┌──
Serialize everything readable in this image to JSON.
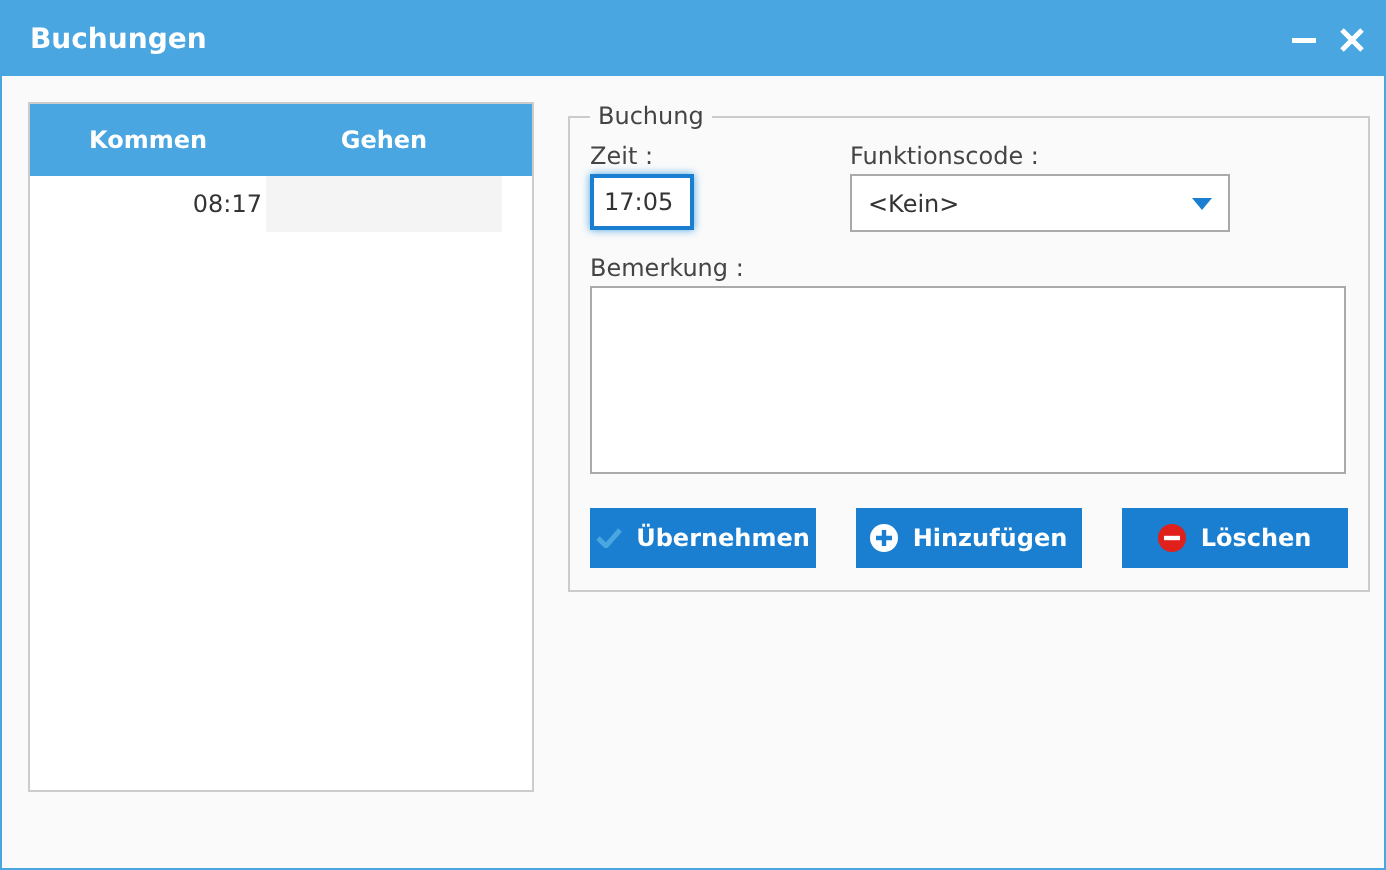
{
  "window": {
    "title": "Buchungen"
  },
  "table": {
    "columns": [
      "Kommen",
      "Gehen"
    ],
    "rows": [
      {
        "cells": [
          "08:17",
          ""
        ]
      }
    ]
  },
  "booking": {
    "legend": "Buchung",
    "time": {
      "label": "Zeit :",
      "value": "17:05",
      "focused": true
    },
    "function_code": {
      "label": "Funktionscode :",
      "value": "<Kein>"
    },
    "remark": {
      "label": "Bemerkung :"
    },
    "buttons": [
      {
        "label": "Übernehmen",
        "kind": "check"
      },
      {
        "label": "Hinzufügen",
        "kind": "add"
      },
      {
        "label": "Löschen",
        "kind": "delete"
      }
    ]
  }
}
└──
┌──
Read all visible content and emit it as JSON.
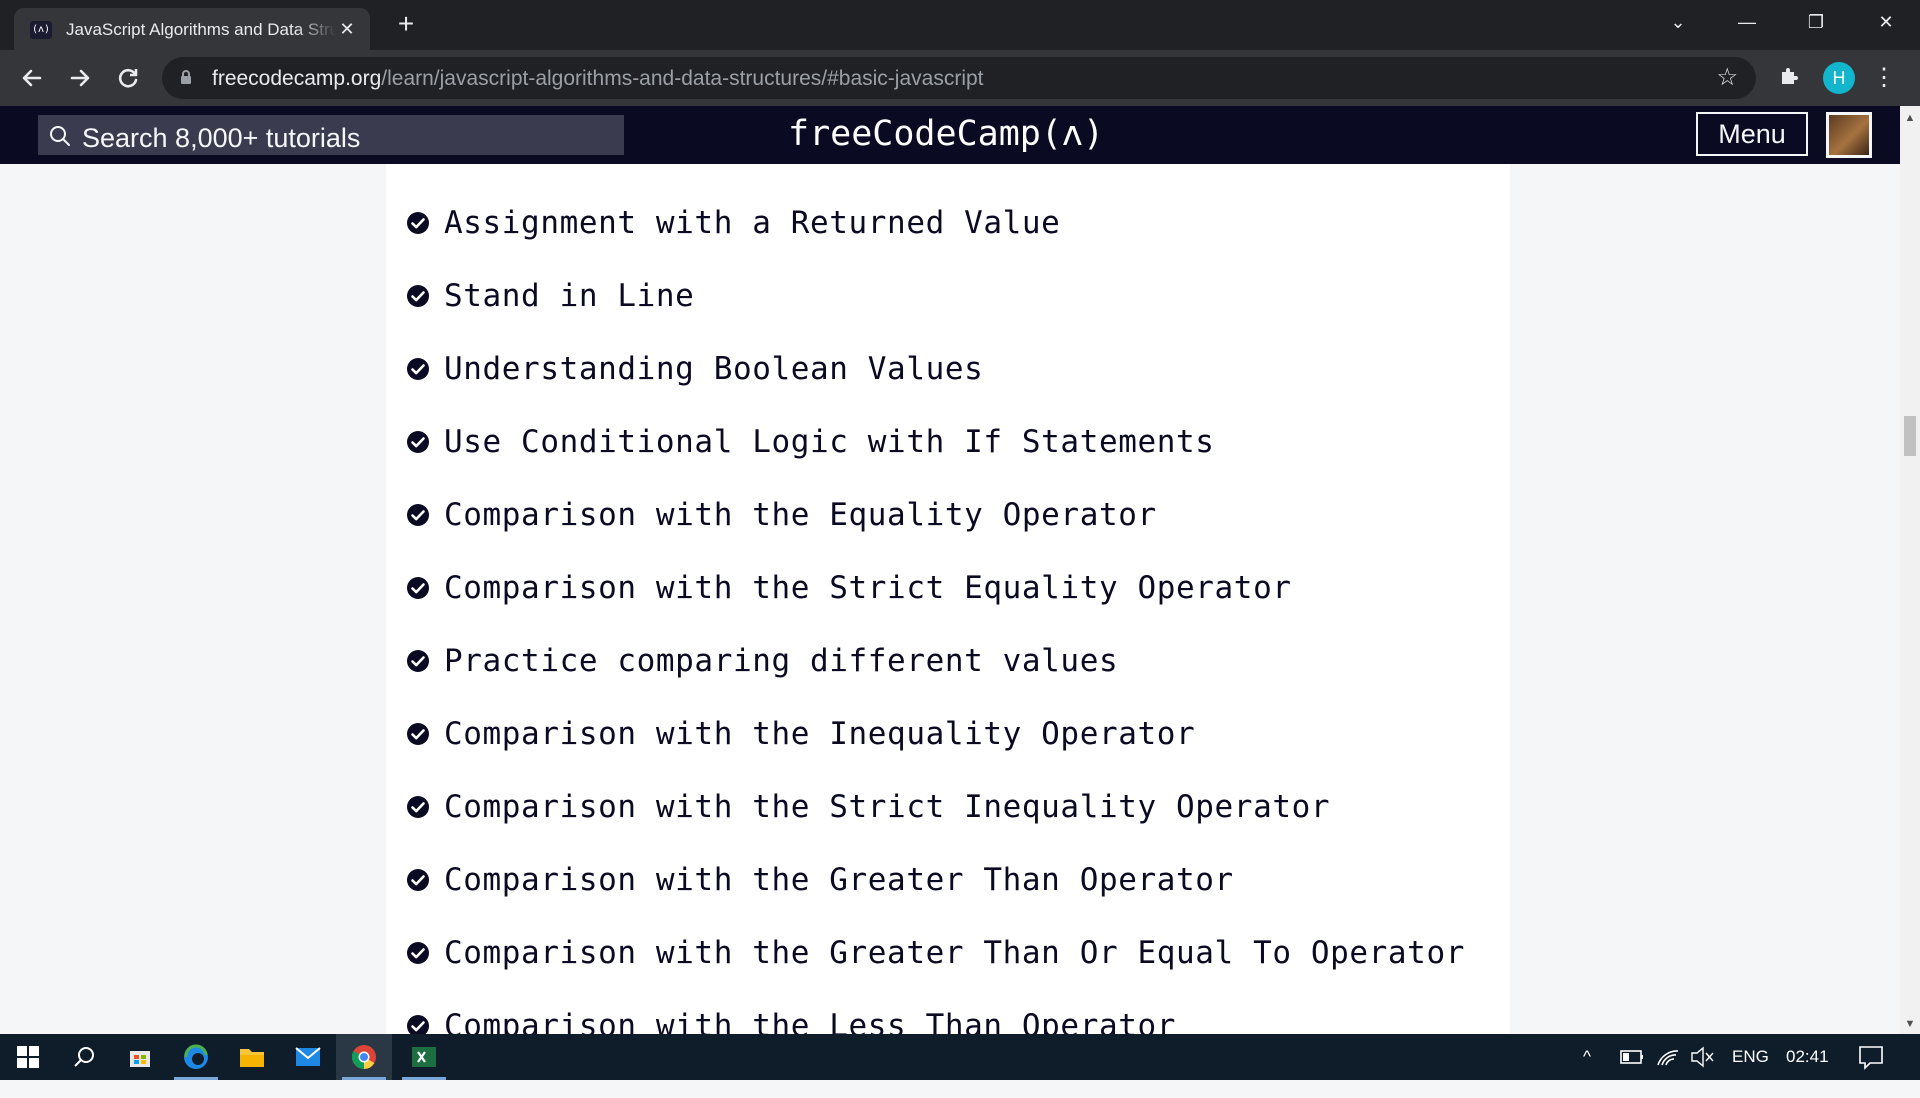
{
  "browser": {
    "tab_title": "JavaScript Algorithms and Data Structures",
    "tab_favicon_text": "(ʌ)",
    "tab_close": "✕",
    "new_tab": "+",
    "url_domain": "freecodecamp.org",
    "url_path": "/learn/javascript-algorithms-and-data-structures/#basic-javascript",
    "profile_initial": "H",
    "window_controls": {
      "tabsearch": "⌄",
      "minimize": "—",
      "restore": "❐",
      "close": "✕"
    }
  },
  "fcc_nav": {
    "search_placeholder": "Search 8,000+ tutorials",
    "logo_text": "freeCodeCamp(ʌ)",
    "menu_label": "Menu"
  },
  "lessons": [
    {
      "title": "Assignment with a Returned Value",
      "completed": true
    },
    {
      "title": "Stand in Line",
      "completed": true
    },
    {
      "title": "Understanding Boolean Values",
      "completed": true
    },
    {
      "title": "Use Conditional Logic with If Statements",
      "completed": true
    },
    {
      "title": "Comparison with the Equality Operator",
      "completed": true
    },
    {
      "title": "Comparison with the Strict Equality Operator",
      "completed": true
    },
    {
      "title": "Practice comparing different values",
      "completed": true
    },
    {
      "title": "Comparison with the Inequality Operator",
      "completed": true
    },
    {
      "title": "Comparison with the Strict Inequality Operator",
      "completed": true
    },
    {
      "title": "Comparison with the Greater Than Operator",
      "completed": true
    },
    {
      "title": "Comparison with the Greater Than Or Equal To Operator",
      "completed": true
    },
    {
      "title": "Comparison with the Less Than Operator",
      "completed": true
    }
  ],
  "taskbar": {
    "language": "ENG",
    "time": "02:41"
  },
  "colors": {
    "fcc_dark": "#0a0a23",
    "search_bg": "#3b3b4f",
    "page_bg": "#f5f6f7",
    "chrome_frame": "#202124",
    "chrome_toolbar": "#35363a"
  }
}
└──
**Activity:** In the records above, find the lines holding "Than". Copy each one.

**Task response:**
      "title": "Comparison with the Greater Than Operator",
      "title": "Comparison with the Greater Than Or Equal To Operator",
      "title": "Comparison with the Less Than Operator",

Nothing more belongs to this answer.